Solomon’s wisdom was lived in front of me. To work hard and do the work well was just the way things should be. Like most kids, I tried the ‘just enough to get by’ route, but it never worked. Not only did this truth serve me well as an adult, it is a way reflect the glory of our Father. Our Heavenly Father NEVER did anything second best! Think about it. And when we give that example to our children, they can see that whatever God has in store for them they can trust in His complete goodness. That is an incredible gift. It takes some of us longer than others to realize that.
Humble yourself – God gives grace to the humble.
One incident from my childhood embodies this principle (and others!). This instruction is given by James and Peter.

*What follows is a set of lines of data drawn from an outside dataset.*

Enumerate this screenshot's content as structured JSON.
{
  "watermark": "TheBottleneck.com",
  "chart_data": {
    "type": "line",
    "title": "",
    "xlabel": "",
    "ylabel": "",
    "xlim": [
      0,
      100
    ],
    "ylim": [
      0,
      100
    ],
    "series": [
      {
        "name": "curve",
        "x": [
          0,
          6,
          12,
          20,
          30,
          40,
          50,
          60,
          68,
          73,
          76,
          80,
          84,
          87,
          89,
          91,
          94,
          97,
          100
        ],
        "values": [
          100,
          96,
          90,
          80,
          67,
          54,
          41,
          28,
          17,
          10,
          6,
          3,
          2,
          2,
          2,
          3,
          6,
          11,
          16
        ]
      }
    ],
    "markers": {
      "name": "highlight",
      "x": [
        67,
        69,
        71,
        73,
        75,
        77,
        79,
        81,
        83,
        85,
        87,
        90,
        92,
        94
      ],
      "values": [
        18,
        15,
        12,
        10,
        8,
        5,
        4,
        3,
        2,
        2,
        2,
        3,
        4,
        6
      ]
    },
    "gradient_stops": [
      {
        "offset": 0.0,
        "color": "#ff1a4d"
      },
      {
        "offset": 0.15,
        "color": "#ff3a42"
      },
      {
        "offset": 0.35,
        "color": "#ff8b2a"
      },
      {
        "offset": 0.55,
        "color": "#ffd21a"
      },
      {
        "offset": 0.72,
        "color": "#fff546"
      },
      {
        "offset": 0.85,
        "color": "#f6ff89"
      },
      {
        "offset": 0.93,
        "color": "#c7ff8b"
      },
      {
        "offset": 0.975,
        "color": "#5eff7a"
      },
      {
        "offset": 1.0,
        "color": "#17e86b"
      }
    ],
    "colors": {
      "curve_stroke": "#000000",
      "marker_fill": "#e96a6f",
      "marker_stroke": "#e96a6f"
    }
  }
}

What I saw is one of those ‘burned in my brain’ kind of memories. As I recall, it was a
Sunday evening church service. Dad gave the altar call and he was the one who came. He came to confess to his congregation. It was no lurid confession of immorality or anything like that.
As one still in grade school, I certainly didn’t understand it all even though I still remember some of the words. He confessed a failure of his heart toward his congregation. He acknowledged to them that he had been faithful to speak the truth of God’s Word from the pulpit. His failure, and the confession, concerned the attitude with which he spoke the Word. As an adult pastor, I know only too well how easy it is to be frustrated with hard-hearted, hard-headed church members (this goes all the way to Moses and the stiff-necked generation he was called to lead!).
The confession was for not speaking with love. That is a Scriptural command. So much flows from that scene. We are to confess our faults one to another. When was the last time you saw some of that in a church service? And does the Word apply to all the people, or just the people in the pew? There are far too many pastors focused the ones in the pew and not the one in the pulpit.
Another item is service. Dad’s obedience in that Sunday night scene etched in my mind the idea that pastors serve the Lord and His Church. We are servant leaders who are called to love sheep and wash feet. The contemporary idea of the Church serving pastors is not God’s idea. That it is as widespread as it is gives testimony to the Church’s lack of understanding about the role of God’s undershepherds.
Father’s Day: Encouragement
Did my Dad know any of these things would stay in my mind? Did he know these things would shape my own ministry? No. And that is the point of encouragement for all of us. Scripture says,
In all your ways acknowledge Him and He will make your paths straight.
That’s what Dad was doing. It made a difference for me even though he wouldn’t see for quite a few years. And whatever your Dad was, he probably did some things right. So God says we should honor our fathers and mothers. As little children that means to obey. From there, it means to value and revere the contributions they have made to your life. It’s far too easy to find their faults and cast blame. It’s much better, and it’s an act of Godly obedience, to see how God used them to influence your life. And even the negative examples are worthy teachers. In all things, not necessarily for all things, give thanks!
What to do this Father’s Day? If this hasn’t been your habit, Acknowledge Him in all your ways. If it has been your habit, keep it up!!! Your children will see that. It will make a difference. And as the Word says about Mothers, your children will have reason to say they are blessed because of you!
Soli Deo Gloria!